Recorded data:
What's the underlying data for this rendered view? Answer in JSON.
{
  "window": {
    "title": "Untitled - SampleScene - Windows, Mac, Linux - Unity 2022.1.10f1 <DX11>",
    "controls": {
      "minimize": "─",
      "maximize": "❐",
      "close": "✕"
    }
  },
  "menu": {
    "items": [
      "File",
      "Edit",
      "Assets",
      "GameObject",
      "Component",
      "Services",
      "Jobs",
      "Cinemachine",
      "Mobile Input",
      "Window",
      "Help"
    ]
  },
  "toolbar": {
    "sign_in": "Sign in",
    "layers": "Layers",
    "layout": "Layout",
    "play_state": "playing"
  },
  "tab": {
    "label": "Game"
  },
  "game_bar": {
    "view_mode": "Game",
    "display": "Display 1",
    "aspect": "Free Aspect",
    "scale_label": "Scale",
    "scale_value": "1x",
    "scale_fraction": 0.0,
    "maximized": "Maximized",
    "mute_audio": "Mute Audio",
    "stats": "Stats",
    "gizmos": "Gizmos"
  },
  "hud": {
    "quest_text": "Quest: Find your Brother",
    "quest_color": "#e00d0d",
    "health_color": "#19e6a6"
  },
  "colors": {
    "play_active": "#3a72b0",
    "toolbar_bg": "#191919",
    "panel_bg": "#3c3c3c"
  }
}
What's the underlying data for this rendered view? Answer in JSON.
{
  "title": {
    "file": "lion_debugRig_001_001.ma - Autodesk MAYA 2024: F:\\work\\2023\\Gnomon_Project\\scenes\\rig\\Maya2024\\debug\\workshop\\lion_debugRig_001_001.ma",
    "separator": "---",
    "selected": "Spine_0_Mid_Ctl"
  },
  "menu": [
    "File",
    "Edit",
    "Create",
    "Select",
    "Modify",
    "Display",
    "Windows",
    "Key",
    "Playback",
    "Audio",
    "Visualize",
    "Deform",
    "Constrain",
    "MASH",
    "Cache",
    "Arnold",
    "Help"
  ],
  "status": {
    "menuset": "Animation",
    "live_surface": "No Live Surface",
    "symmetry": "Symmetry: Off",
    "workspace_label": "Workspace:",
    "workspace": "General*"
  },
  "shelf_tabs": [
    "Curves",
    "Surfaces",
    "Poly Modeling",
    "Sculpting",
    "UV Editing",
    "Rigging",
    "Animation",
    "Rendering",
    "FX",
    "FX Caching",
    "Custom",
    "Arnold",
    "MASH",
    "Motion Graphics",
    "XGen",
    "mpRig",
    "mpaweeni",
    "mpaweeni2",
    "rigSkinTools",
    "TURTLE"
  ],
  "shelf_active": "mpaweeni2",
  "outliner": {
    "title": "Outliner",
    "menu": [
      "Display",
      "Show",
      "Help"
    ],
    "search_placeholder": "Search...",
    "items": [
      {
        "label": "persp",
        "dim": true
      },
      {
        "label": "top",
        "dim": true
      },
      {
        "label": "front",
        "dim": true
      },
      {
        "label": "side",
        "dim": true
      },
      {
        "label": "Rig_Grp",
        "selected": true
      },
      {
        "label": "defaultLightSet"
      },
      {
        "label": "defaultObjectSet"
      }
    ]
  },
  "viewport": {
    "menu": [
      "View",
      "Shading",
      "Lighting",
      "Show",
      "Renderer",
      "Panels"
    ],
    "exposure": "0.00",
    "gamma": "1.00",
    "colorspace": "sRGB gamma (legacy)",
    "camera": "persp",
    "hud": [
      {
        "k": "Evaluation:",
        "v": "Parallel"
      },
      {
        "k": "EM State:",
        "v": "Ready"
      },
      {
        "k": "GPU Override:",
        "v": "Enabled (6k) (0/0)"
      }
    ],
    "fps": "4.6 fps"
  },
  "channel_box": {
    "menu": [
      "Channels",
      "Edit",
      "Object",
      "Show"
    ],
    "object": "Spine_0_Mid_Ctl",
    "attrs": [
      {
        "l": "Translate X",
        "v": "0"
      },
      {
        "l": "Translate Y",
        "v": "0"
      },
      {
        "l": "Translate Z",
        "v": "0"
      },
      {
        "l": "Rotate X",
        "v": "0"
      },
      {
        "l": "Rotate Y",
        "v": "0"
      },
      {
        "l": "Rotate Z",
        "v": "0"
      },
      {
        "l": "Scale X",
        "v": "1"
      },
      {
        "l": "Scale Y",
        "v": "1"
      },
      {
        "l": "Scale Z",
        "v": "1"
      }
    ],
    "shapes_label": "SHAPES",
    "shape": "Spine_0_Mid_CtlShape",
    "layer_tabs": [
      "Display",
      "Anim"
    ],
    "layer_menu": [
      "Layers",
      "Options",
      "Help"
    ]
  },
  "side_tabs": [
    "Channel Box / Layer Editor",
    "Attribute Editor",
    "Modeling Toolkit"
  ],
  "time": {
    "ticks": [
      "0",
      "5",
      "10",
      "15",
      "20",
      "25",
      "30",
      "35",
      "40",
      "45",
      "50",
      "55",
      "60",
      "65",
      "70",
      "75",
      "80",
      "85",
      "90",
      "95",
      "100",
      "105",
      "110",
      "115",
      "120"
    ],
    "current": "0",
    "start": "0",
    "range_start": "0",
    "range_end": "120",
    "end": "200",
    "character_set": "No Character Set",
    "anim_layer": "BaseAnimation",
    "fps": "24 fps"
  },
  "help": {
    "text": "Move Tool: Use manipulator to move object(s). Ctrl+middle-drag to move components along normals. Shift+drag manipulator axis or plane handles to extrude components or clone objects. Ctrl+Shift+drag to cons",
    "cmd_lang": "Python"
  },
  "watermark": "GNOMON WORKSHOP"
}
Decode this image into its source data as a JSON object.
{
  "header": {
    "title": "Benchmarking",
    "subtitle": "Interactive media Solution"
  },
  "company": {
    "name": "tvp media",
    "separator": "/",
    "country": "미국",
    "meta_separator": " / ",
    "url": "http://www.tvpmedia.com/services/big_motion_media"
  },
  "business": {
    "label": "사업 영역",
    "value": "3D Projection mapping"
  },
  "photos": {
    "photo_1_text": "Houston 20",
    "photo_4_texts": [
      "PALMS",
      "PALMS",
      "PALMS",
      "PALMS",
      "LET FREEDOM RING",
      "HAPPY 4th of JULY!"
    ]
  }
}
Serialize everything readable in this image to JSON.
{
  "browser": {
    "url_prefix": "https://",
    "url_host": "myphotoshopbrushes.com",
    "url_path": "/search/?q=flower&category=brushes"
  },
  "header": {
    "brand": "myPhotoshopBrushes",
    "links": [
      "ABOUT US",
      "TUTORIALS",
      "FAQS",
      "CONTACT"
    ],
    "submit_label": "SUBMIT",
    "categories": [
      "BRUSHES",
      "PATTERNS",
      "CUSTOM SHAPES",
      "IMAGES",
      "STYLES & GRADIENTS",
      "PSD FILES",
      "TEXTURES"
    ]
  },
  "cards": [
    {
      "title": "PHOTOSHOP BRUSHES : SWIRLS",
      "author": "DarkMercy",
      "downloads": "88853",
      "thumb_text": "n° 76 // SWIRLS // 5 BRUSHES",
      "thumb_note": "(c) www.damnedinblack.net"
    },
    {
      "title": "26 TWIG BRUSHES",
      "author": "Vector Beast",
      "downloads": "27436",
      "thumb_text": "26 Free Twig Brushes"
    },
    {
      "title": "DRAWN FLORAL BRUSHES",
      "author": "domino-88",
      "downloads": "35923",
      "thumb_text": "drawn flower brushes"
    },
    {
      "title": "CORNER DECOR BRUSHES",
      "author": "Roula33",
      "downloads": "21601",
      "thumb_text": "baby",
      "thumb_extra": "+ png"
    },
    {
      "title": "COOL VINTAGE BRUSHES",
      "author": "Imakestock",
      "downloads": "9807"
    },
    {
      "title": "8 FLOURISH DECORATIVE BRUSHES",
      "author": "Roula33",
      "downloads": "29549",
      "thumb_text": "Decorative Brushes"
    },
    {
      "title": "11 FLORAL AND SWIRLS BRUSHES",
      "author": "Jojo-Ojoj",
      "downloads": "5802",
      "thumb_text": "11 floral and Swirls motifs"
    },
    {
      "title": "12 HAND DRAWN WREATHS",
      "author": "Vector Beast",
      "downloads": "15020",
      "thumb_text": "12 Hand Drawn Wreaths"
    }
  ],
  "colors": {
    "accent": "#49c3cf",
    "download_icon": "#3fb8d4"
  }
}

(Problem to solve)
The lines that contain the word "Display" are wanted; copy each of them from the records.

(Response below)
    "display": "Display 1",
    "Display",
      "Display",
      "Display",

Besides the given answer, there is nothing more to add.